= Beginning of Section =

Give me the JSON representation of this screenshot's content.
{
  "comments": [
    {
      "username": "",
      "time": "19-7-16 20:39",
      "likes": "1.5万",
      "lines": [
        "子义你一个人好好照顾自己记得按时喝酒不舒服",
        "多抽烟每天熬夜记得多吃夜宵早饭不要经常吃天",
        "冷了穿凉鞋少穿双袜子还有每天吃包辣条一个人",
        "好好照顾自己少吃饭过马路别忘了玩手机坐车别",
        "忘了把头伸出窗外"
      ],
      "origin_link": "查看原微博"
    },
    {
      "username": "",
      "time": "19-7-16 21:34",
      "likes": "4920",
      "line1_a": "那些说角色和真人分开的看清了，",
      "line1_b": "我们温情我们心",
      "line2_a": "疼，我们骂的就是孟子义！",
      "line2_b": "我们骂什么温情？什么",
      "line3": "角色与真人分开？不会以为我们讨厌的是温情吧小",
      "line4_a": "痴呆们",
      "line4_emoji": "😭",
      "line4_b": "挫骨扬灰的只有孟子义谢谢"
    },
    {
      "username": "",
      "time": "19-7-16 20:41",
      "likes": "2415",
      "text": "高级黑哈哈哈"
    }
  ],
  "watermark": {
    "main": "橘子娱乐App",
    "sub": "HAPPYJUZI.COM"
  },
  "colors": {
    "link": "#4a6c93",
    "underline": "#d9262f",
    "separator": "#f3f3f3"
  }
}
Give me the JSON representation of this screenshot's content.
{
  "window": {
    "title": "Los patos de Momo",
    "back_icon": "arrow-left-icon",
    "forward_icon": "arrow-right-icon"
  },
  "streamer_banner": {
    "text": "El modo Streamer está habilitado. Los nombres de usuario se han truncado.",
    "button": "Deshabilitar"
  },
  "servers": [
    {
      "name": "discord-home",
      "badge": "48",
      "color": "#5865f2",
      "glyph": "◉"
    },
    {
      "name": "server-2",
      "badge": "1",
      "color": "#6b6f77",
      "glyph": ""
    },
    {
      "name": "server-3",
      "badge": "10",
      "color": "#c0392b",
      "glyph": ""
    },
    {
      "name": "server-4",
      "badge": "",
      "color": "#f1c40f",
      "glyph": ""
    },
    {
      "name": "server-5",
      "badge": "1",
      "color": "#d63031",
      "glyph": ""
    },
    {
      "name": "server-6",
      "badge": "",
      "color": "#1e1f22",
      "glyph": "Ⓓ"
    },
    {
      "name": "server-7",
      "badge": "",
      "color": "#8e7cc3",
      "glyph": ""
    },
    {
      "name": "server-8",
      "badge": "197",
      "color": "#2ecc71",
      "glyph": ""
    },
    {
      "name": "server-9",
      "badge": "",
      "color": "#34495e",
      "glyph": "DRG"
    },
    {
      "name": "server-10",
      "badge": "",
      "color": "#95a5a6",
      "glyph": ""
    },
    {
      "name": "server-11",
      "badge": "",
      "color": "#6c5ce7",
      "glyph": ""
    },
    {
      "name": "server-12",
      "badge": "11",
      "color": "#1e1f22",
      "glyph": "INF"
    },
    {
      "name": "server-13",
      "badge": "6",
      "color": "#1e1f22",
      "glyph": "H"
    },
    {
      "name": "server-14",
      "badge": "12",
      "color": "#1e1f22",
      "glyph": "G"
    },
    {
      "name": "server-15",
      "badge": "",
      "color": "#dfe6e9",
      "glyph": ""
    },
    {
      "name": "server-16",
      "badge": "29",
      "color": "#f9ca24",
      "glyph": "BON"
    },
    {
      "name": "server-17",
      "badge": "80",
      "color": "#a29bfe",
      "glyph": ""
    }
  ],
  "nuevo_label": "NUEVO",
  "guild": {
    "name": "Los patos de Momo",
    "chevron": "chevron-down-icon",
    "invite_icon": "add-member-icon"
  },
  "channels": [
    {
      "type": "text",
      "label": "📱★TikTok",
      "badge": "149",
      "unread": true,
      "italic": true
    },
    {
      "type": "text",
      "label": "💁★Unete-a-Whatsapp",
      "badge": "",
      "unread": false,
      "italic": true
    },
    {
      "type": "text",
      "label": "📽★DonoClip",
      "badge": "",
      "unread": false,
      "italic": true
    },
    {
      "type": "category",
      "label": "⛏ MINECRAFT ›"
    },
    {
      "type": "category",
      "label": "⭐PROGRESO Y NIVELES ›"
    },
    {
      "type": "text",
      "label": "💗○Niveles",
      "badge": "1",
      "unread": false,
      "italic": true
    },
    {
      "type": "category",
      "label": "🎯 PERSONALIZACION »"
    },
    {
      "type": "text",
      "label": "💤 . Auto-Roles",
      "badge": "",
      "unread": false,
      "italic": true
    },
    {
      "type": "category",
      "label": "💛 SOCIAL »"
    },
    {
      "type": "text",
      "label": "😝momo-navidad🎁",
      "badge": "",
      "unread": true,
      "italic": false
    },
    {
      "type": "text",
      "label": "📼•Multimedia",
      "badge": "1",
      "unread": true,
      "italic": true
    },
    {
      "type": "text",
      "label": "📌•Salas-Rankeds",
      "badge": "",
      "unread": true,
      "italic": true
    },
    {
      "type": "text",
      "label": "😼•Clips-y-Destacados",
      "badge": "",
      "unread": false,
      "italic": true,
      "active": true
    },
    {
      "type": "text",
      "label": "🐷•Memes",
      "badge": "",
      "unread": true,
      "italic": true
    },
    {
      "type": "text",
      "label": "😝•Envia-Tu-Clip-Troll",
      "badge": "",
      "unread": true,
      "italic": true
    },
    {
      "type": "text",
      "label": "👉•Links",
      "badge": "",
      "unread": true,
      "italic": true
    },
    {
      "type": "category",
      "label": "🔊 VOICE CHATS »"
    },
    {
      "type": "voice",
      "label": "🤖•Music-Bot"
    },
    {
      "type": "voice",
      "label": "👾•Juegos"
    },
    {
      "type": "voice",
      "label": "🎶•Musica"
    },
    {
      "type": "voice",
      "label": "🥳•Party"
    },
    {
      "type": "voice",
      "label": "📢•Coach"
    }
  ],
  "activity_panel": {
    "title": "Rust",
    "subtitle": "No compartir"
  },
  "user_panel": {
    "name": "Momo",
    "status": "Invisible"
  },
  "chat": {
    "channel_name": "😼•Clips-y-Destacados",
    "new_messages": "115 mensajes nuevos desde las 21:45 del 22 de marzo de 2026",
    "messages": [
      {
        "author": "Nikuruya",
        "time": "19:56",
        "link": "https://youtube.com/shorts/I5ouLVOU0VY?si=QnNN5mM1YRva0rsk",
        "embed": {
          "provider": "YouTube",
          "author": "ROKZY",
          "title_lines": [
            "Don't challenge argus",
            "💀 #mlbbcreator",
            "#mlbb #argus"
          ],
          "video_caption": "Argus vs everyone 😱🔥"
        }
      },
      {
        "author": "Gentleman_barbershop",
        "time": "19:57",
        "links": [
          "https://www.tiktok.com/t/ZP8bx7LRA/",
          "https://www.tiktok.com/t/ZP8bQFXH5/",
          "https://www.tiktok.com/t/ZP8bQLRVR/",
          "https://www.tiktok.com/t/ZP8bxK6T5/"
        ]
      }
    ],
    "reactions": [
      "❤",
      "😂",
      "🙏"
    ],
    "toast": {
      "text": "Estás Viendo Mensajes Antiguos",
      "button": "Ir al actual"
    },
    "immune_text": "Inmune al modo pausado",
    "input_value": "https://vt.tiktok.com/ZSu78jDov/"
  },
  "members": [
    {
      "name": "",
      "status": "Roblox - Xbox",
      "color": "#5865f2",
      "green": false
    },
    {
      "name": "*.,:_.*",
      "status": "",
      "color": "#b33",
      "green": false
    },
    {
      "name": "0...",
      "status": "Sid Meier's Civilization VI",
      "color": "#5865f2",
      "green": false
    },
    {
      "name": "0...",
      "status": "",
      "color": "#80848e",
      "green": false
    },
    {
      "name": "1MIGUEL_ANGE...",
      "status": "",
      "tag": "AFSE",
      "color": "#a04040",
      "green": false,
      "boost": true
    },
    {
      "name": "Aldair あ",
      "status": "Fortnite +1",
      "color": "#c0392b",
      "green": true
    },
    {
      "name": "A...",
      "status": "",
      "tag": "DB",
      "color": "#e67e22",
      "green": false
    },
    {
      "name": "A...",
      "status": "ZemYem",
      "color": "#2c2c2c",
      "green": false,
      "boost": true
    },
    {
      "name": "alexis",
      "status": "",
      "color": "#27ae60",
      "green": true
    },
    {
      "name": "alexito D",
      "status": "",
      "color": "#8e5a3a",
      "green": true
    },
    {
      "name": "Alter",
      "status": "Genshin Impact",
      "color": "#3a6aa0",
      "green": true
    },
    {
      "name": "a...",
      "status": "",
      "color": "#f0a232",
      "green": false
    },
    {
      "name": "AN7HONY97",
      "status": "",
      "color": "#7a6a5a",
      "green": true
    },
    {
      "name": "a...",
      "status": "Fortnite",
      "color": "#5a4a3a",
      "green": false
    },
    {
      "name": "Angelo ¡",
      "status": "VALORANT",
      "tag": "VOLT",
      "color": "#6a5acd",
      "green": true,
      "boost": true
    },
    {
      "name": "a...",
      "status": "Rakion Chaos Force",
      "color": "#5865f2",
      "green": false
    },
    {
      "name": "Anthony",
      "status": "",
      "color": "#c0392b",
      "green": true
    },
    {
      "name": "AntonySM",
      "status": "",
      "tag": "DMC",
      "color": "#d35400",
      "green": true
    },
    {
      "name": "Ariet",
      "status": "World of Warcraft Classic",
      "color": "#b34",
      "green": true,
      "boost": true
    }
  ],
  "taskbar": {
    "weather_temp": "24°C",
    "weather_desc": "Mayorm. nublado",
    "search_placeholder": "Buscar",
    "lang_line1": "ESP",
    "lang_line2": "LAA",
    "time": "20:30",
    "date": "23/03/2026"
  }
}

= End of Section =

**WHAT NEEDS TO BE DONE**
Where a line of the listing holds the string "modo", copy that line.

**TASK RESPONSE**
    "text": "El modo Streamer está habilitado. Los nombres de usuario se han truncado.",
    "immune_text": "Inmune al modo pausado",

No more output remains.